For most of our history, SPJ has operated with a chapter system, and that system makes so much sense that many newer journalism organizations have copied it.
It’s a great idea to have local groups conduct programs and activities that support our core missions. Chapters give a local, personal face to an otherwise large, national organization. They are one of SPJ’s greatest strengths.
What is not a great idea is SPJ’s method of electing regional and national leaders.
Our leaders are not elected by the rank-and-file members of the Society. They are elected by delegates who represent chapters at the national convention. SPJ’s chapter system extends all the way through our system of governance. Chapters elect delegates to the national convention, one for each 50 members or part thereof, and those delegates elect the leaders of SPJ.
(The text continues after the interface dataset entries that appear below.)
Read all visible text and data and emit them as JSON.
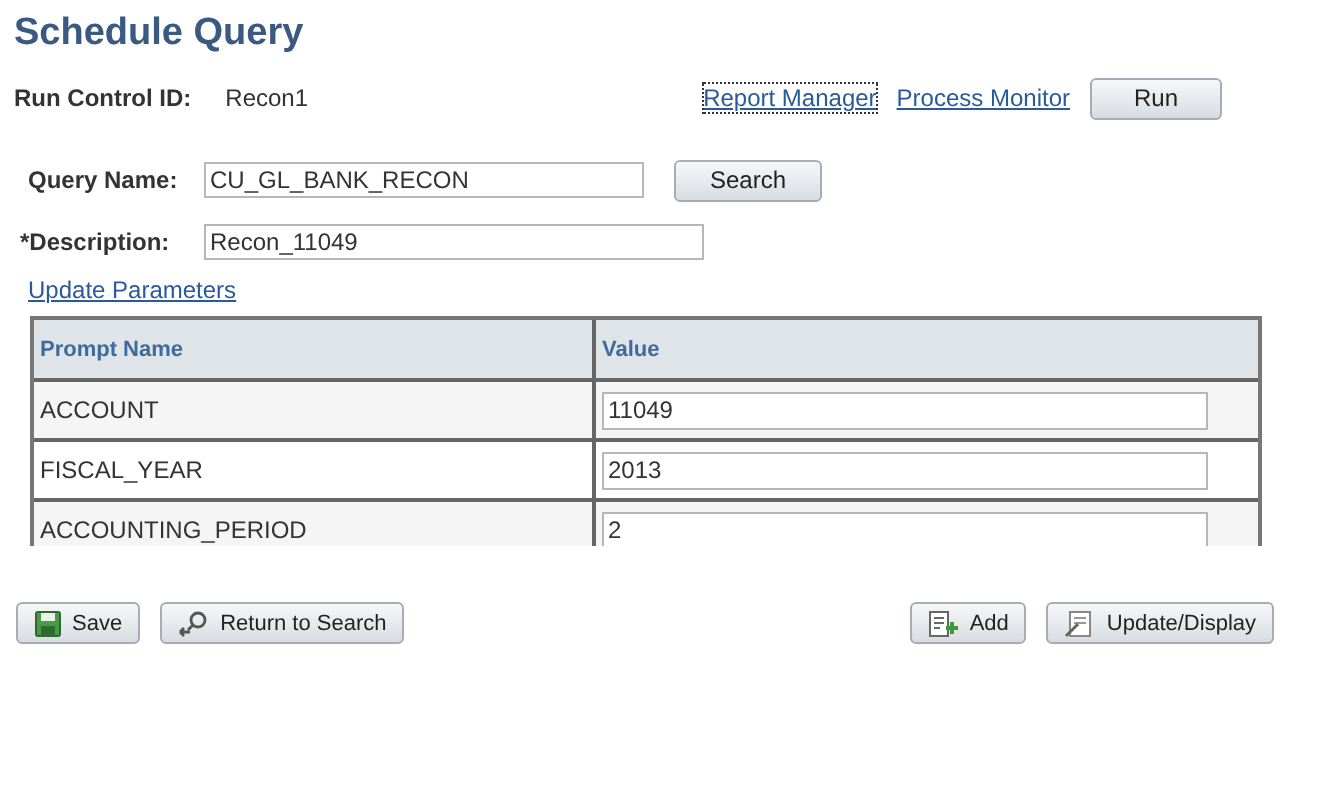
{
  "title": "Schedule Query",
  "run_control": {
    "label": "Run Control ID:",
    "value": "Recon1"
  },
  "top_links": [
    "Report Manager",
    "Process Monitor"
  ],
  "run_button": "Run",
  "query_name": {
    "label": "Query Name:",
    "value": "CU_GL_BANK_RECON"
  },
  "search_button": "Search",
  "description": {
    "label": "*Description:",
    "value": "Recon_11049"
  },
  "update_link": "Update Parameters",
  "table": {
    "columns": [
      "Prompt Name",
      "Value"
    ],
    "rows": [
      {
        "name": "ACCOUNT",
        "value": "11049"
      },
      {
        "name": "FISCAL_YEAR",
        "value": "2013"
      },
      {
        "name": "ACCOUNTING_PERIOD",
        "value": "2"
      }
    ]
  },
  "bottom_left": [
    {
      "kind": "save",
      "label": "Save"
    },
    {
      "kind": "return",
      "label": "Return to Search"
    }
  ],
  "bottom_right": [
    {
      "kind": "add",
      "label": "Add"
    },
    {
      "kind": "update",
      "label": "Update/Display"
    }
  ]
}
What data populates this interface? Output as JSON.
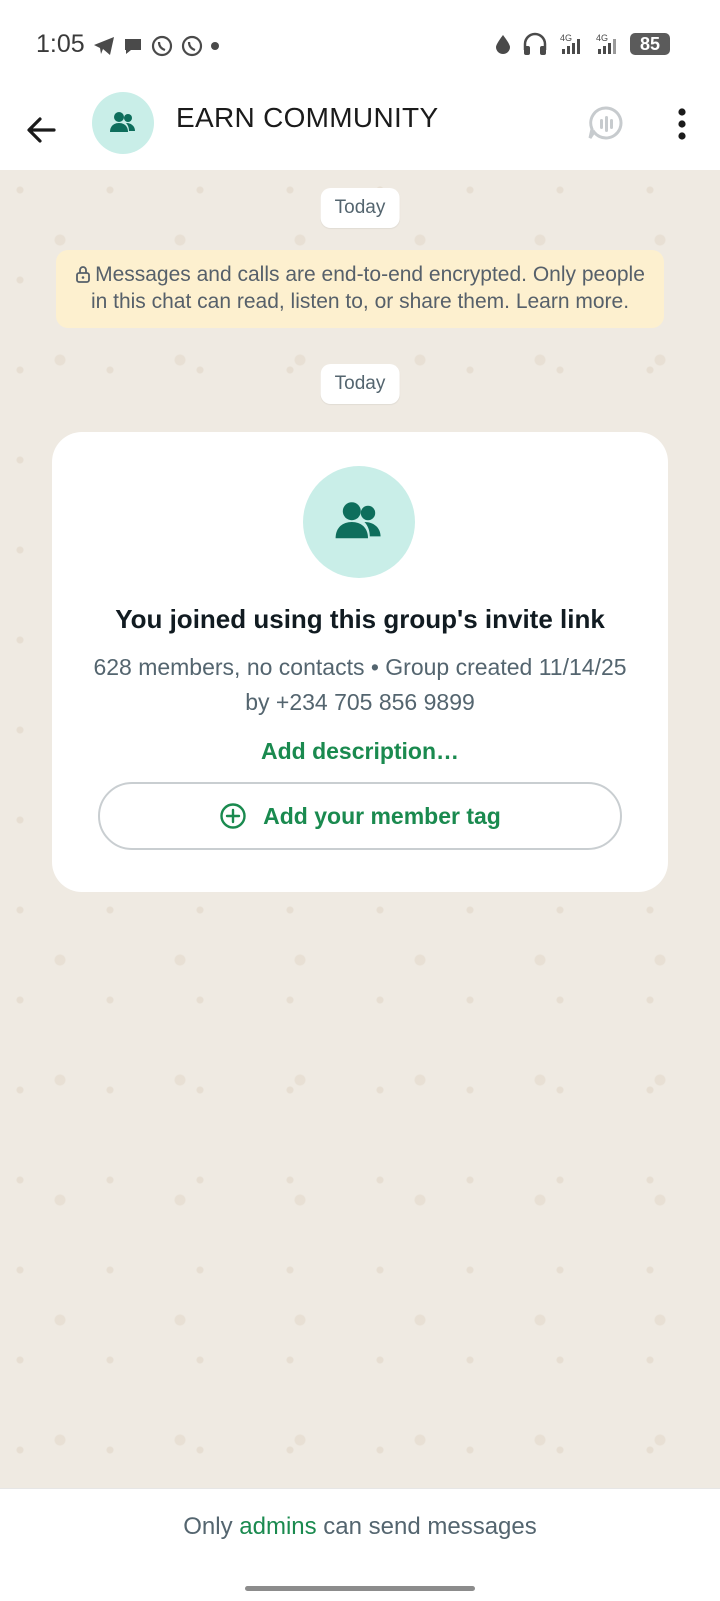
{
  "status_bar": {
    "time": "1:05",
    "battery": "85",
    "network_1": "4G",
    "network_2": "4G",
    "left_icons": [
      "telegram-icon",
      "chat-bubble-icon",
      "whatsapp-icon",
      "whatsapp-icon",
      "dot-icon"
    ],
    "right_icons": [
      "water-drop-icon",
      "headphones-icon",
      "signal-4g-icon",
      "signal-4g-icon",
      "battery-icon"
    ]
  },
  "header": {
    "title": "EARN COMMUNITY",
    "back_icon": "arrow-back-icon",
    "avatar_icon": "group-icon",
    "call_icon": "voice-chat-icon",
    "menu_icon": "more-vert-icon"
  },
  "chat": {
    "date_chip_1": "Today",
    "encryption_notice": "Messages and calls are end-to-end encrypted. Only people in this chat can read, listen to, or share them. Learn more.",
    "date_chip_2": "Today",
    "group_card": {
      "title": "You joined using this group's invite link",
      "meta": "628 members, no contacts • Group created 11/14/25 by +234 705 856 9899",
      "add_description": "Add description…",
      "member_tag_button": "Add your member tag"
    }
  },
  "footer": {
    "prefix": "Only ",
    "link": "admins",
    "suffix": " can send messages"
  },
  "colors": {
    "accent_green": "#1a8a4f",
    "avatar_bg": "#c9eee8",
    "avatar_fg": "#0e6e5c",
    "notice_bg": "#fdf0cf",
    "chat_bg": "#efeae2"
  }
}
That’s hogwash. It is a system that disenfranchises a great many of our members.
When I was elected president in New York City, only 188 votes were cast. Yes, you can argue that those votes represented the members of perhaps 100 chapters, but that is still a minority of our membership.
When Christine Tatum was elected our next president in Las Vegas, and when Bruce Cadwallader and John Hopkins squared off for secretary-treasurer, just 175 votes were available to be cast. That is an awfully small number.
Nearly 10,000 people belong to SPJ. They all pay dues, and they all should be able to vote.
Our election system disenfranchises any SPJ member who does not belong to a chapter. Because 61 percent of our professional members belong to chapters, that means 39 percent of them have no voice whatever in the governance of SPJ. Is that fair?
The current system also disenfranchises any chapter that is not in good standing because, for example, an annual report wasn’t filed on time. In any given year, that can be a lot of chapters. At the 2005 convention in Las Vegas, 64.5 percent of our active pro chapters were eligible to send delegates, and just 95 pro-chapter delegate votes were available. Is that fair?
The current system also disenfranchises any chapter that is unable to send delegates to the national convention. In 2005, 72 of our campus chapters were eligible to send delegates, but 34 were represented. That means more than half of our campus chapters — 53.5 percent — had no voice in our 2005 elections. Is that fair?
And of those members who are represented by delegates, I wonder just how many have actually been asked who they want their delegates to elect as officers of the Society.
I believe it is time to change, and I am asking the national board to bring an amendment to our bylaws to the Chicago convention in August. The One Member, One Vote Amendment will be designed to give all SPJ members a voice in our leadership. It will seek to make all SPJ members eligible to vote in our elections.
If approved by a majority of the convention delegates, members will be able to vote for their regional director, all national board members and the SPJ officers by mail, by logging in to our Web site, SPJ.org, or at the national convention.
Campaigning and campaign speeches still can be done at the convention. They are a great part of our tradition, and that need not change. But the majority of electioneering will take place in the pages of Quill, on spj.org, via direct mail or by other means that our candidates are creative enough to develop.
The rest of our governance system will not change under this proposal.
I do not believe we should change the way SPJ amends its bylaws or the way we adopt resolutions that state the positions of the Society on various issues. Those decisions are made on the convention floor by the delegates, and I believe that should continue. It is critical that debate on such important issues is spirited and that a wide variety of points of view are heard.
The support of members everywhere is needed to make this amendment a reality. A similar direct-elections proposal was brought to the floor of the New York convention in 2004, and it failed to pass. I hope the second time will be different and will bring all members a voice in SPJ’s elections.
David Carlson spent more than 20 years as a reporter, photographer, designer and top editor at newspapers before joining the University of Florida in 1993. He was an early developer of online newspapers and now is the Cox/Palm Beach Post professor of new media journalism and director of the Interactive Media Lab at the University of Florida in Gainesville.